====== Task data ======
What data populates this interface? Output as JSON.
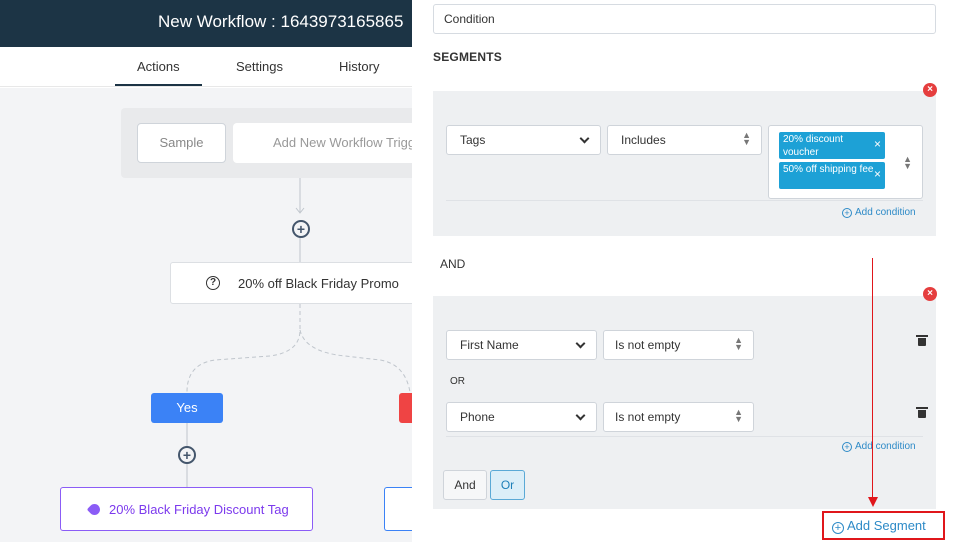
{
  "header": {
    "title": "New Workflow : 1643973165865"
  },
  "tabs": [
    {
      "label": "Actions",
      "active": true
    },
    {
      "label": "Settings",
      "active": false
    },
    {
      "label": "History",
      "active": false
    }
  ],
  "canvas": {
    "sample_label": "Sample",
    "add_trigger_label": "Add New Workflow Trigger",
    "condition_node_label": "20% off Black Friday Promo",
    "condition_icon": "question-circle-icon",
    "yes_label": "Yes",
    "tag_node_label": "20% Black Friday Discount Tag",
    "tag_icon": "tag-icon"
  },
  "panel": {
    "condition_name_value": "Condition",
    "segments_heading": "SEGMENTS",
    "segment1": {
      "field": "Tags",
      "operator": "Includes",
      "chips": [
        "20% discount voucher",
        "50% off shipping fee"
      ],
      "add_condition": "Add condition"
    },
    "and_separator": "AND",
    "segment2": {
      "row1": {
        "field": "First Name",
        "operator": "Is not empty"
      },
      "or_separator": "OR",
      "row2": {
        "field": "Phone",
        "operator": "Is not empty"
      },
      "add_condition": "Add condition",
      "and_button": "And",
      "or_button": "Or"
    },
    "add_segment_label": "Add Segment"
  },
  "colors": {
    "header_bg": "#1c3445",
    "accent_blue": "#2d8ac7",
    "chip_bg": "#1da1d6",
    "yes_bg": "#3b82f6",
    "delete_red": "#e53e3e",
    "annotation_red": "#e0161b",
    "tag_purple": "#8b5cf6"
  }
}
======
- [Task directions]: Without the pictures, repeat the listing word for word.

- [Solution to the problem]:
What data populates this interface? Output as JSON.
{
  "header": {
    "title": "New Workflow : 1643973165865"
  },
  "tabs": [
    {
      "label": "Actions",
      "active": true
    },
    {
      "label": "Settings",
      "active": false
    },
    {
      "label": "History",
      "active": false
    }
  ],
  "canvas": {
    "sample_label": "Sample",
    "add_trigger_label": "Add New Workflow Trigger",
    "condition_node_label": "20% off Black Friday Promo",
    "condition_icon": "question-circle-icon",
    "yes_label": "Yes",
    "tag_node_label": "20% Black Friday Discount Tag",
    "tag_icon": "tag-icon"
  },
  "panel": {
    "condition_name_value": "Condition",
    "segments_heading": "SEGMENTS",
    "segment1": {
      "field": "Tags",
      "operator": "Includes",
      "chips": [
        "20% discount voucher",
        "50% off shipping fee"
      ],
      "add_condition": "Add condition"
    },
    "and_separator": "AND",
    "segment2": {
      "row1": {
        "field": "First Name",
        "operator": "Is not empty"
      },
      "or_separator": "OR",
      "row2": {
        "field": "Phone",
        "operator": "Is not empty"
      },
      "add_condition": "Add condition",
      "and_button": "And",
      "or_button": "Or"
    },
    "add_segment_label": "Add Segment"
  },
  "colors": {
    "header_bg": "#1c3445",
    "accent_blue": "#2d8ac7",
    "chip_bg": "#1da1d6",
    "yes_bg": "#3b82f6",
    "delete_red": "#e53e3e",
    "annotation_red": "#e0161b",
    "tag_purple": "#8b5cf6"
  }
}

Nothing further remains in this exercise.